*** Block opens ***
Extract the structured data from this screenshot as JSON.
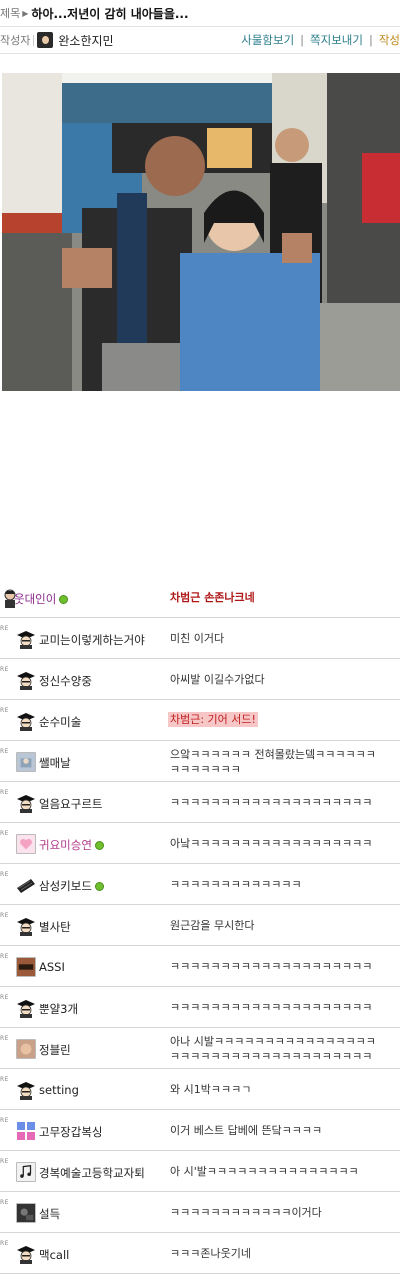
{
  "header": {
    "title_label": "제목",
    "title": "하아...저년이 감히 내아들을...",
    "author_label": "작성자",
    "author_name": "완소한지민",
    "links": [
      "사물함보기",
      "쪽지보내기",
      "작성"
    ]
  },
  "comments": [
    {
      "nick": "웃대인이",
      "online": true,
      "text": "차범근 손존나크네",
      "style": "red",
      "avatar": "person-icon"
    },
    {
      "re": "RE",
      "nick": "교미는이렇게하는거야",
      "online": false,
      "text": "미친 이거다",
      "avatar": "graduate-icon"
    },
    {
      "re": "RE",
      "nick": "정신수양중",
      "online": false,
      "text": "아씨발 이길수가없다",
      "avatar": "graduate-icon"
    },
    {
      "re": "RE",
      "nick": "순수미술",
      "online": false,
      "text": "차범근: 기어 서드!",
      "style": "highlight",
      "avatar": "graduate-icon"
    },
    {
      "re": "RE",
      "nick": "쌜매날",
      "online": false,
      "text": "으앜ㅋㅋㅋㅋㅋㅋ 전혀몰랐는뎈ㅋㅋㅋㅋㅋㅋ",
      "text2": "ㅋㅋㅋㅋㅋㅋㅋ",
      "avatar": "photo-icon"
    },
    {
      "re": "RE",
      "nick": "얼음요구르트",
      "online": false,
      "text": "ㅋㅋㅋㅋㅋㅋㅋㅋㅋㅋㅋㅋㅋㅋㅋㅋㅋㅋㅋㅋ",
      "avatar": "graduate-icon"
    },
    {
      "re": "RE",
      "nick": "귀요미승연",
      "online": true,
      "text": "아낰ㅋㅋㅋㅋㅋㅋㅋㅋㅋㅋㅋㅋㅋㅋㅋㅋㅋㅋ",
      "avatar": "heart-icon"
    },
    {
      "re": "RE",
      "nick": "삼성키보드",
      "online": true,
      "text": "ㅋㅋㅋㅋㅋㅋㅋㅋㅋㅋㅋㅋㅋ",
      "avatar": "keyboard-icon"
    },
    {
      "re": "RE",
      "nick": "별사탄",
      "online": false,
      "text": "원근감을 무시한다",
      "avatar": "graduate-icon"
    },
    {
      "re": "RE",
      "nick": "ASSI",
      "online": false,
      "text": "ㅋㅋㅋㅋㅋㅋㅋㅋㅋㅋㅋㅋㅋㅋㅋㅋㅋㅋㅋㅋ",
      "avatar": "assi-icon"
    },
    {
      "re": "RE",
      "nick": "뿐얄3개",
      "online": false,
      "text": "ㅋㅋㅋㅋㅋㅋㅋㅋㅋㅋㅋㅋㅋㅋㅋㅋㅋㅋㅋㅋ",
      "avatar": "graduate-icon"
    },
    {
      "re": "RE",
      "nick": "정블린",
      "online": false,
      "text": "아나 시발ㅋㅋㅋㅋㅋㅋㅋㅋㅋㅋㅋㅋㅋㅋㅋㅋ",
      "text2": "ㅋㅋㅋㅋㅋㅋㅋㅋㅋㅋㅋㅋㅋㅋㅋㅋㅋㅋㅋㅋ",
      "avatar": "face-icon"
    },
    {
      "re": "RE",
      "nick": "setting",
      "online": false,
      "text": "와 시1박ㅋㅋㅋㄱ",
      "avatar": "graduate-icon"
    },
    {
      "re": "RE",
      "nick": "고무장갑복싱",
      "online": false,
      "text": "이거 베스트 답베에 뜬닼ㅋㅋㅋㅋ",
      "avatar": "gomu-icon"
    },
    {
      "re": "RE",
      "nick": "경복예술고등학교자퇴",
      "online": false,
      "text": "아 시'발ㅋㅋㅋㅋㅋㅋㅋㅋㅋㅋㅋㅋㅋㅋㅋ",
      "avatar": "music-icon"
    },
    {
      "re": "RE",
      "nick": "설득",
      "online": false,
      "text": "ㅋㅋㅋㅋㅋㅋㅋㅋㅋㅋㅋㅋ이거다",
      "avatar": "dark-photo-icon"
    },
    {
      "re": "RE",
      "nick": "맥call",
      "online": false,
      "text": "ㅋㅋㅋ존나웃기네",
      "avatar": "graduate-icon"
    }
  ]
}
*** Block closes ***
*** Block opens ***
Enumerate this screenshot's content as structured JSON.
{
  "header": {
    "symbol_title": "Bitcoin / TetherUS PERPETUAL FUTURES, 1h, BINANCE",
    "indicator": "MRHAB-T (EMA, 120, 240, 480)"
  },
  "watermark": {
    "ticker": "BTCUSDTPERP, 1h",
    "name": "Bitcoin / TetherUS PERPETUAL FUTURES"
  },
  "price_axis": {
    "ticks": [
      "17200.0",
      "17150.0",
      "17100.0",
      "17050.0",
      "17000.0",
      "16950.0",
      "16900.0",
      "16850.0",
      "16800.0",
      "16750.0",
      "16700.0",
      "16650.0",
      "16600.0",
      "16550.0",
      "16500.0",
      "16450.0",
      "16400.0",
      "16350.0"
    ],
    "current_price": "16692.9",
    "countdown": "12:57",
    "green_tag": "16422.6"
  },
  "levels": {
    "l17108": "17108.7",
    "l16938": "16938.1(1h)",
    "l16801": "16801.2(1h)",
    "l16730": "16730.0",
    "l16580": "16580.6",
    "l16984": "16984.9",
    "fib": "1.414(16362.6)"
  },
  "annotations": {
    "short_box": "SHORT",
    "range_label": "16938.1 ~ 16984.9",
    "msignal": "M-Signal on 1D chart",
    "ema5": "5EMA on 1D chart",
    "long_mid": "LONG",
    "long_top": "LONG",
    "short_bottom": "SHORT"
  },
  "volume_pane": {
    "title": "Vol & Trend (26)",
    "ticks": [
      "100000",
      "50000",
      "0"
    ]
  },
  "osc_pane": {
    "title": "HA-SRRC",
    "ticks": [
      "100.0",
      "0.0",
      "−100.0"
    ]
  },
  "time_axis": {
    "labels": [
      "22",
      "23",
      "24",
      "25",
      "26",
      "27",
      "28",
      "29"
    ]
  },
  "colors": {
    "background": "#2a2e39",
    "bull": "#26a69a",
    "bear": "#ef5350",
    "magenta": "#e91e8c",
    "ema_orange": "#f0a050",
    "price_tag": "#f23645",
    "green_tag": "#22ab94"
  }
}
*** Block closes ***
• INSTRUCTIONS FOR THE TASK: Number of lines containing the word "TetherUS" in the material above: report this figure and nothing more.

• ANSWER BOX: 2